Breaking Ground: Halton Food Summit, November 6
Join the Halton Food Council on Thursday, November 6, 8:00 – 1:00 p.m., to hear from a panel of farmers, policymakers, community groups, and grocers as they share their stories about the opportunities and challenges to build a more resilient local food system. Share your story and help shape the future of food in Halton. Together we can create a shared table with room for all! Sustain Ontario post.
Healthy Soil, Water Quality Not Incompatible
A Water Resource Technologist with the Ausable Bayfield Conservation Authority told his board members recently his research demonstrated that healthy soil and water quality are not incompatible. Ross Wilson explains his work on water quality started on the shoreline because that’s where water quality issues show up. But he gradually worked inland along streams and rivers and eventually to fields because that’s water quality issues originate. What he found was that the healthiest fields that produce the best yields also pose the least threats to water quality. Blackburn News story.

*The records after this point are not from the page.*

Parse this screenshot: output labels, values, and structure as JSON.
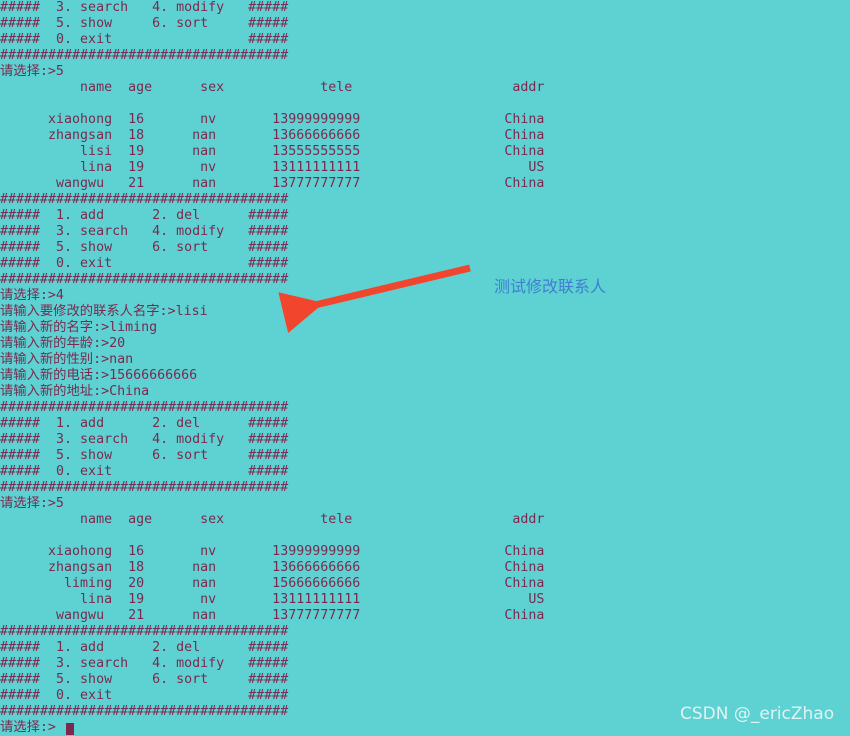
{
  "terminal": {
    "background_color": "#5ed2d2",
    "text_color": "#7a2a4e",
    "annotation_color": "#3f7fd0",
    "arrow_color": "#f2452e",
    "watermark_color": "#e9f7f7",
    "screen_text": "#####  3. search   4. modify   #####\n#####  5. show     6. sort     #####\n#####  0. exit                 #####\n####################################\n请选择:>5\n          name  age      sex            tele                    addr\n\n      xiaohong  16       nv       13999999999                  China\n      zhangsan  18      nan       13666666666                  China\n          lisi  19      nan       13555555555                  China\n          lina  19       nv       13111111111                     US\n       wangwu   21      nan       13777777777                  China\n####################################\n#####  1. add      2. del      #####\n#####  3. search   4. modify   #####\n#####  5. show     6. sort     #####\n#####  0. exit                 #####\n####################################\n请选择:>4\n请输入要修改的联系人名字:>lisi\n请输入新的名字:>liming\n请输入新的年龄:>20\n请输入新的性别:>nan\n请输入新的电话:>15666666666\n请输入新的地址:>China\n####################################\n#####  1. add      2. del      #####\n#####  3. search   4. modify   #####\n#####  5. show     6. sort     #####\n#####  0. exit                 #####\n####################################\n请选择:>5\n          name  age      sex            tele                    addr\n\n      xiaohong  16       nv       13999999999                  China\n      zhangsan  18      nan       13666666666                  China\n        liming  20      nan       15666666666                  China\n          lina  19       nv       13111111111                     US\n       wangwu   21      nan       13777777777                  China\n####################################\n#####  1. add      2. del      #####\n#####  3. search   4. modify   #####\n#####  5. show     6. sort     #####\n#####  0. exit                 #####\n####################################\n请选择:>"
  },
  "menu": {
    "separator": "####################################",
    "border": "#####",
    "items": [
      {
        "key": "1.",
        "label": "add"
      },
      {
        "key": "2.",
        "label": "del"
      },
      {
        "key": "3.",
        "label": "search"
      },
      {
        "key": "4.",
        "label": "modify"
      },
      {
        "key": "5.",
        "label": "show"
      },
      {
        "key": "6.",
        "label": "sort"
      },
      {
        "key": "0.",
        "label": "exit"
      }
    ]
  },
  "prompts": {
    "choose": "请选择:>",
    "choice_show_top": "5",
    "choice_modify": "4",
    "choice_show_bottom": "5",
    "choice_final": "",
    "modify_name_target": "请输入要修改的联系人名字:>",
    "modify_name_target_value": "lisi",
    "new_name": "请输入新的名字:>",
    "new_name_value": "liming",
    "new_age": "请输入新的年龄:>",
    "new_age_value": "20",
    "new_sex": "请输入新的性别:>",
    "new_sex_value": "nan",
    "new_tele": "请输入新的电话:>",
    "new_tele_value": "15666666666",
    "new_addr": "请输入新的地址:>",
    "new_addr_value": "China"
  },
  "table": {
    "headers": [
      "name",
      "age",
      "sex",
      "tele",
      "addr"
    ],
    "before": [
      {
        "name": "xiaohong",
        "age": "16",
        "sex": "nv",
        "tele": "13999999999",
        "addr": "China"
      },
      {
        "name": "zhangsan",
        "age": "18",
        "sex": "nan",
        "tele": "13666666666",
        "addr": "China"
      },
      {
        "name": "lisi",
        "age": "19",
        "sex": "nan",
        "tele": "13555555555",
        "addr": "China"
      },
      {
        "name": "lina",
        "age": "19",
        "sex": "nv",
        "tele": "13111111111",
        "addr": "US"
      },
      {
        "name": "wangwu",
        "age": "21",
        "sex": "nan",
        "tele": "13777777777",
        "addr": "China"
      }
    ],
    "after": [
      {
        "name": "xiaohong",
        "age": "16",
        "sex": "nv",
        "tele": "13999999999",
        "addr": "China"
      },
      {
        "name": "zhangsan",
        "age": "18",
        "sex": "nan",
        "tele": "13666666666",
        "addr": "China"
      },
      {
        "name": "liming",
        "age": "20",
        "sex": "nan",
        "tele": "15666666666",
        "addr": "China"
      },
      {
        "name": "lina",
        "age": "19",
        "sex": "nv",
        "tele": "13111111111",
        "addr": "US"
      },
      {
        "name": "wangwu",
        "age": "21",
        "sex": "nan",
        "tele": "13777777777",
        "addr": "China"
      }
    ]
  },
  "annotation": {
    "text": "测试修改联系人"
  },
  "watermark": {
    "text": "CSDN @_ericZhao"
  }
}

AND IF YOU HAVE TIME
#foodcrisis graphic novel sneak peak!
Evan Fraser has been hard at work developing a graphic novel about the global food system. One of the major inspirations for this story comes from the “food crisis” of 2008-2012 (this is referred to at the start of page 3 in the text box that opens the scene). The trouble began in early 2008 when food prices shot up and around the world angry crowds gathered, protesting an unfair food system that allow some to profit while others go hungry. Protestors raised French baguettes into the air as a symbol of their oppression and the government in Haiti fell. From South America to Southeast Asia people died, cars were burned, marketplaces looted, and armies were called in. Feeding 9 billion post. Sneak peak.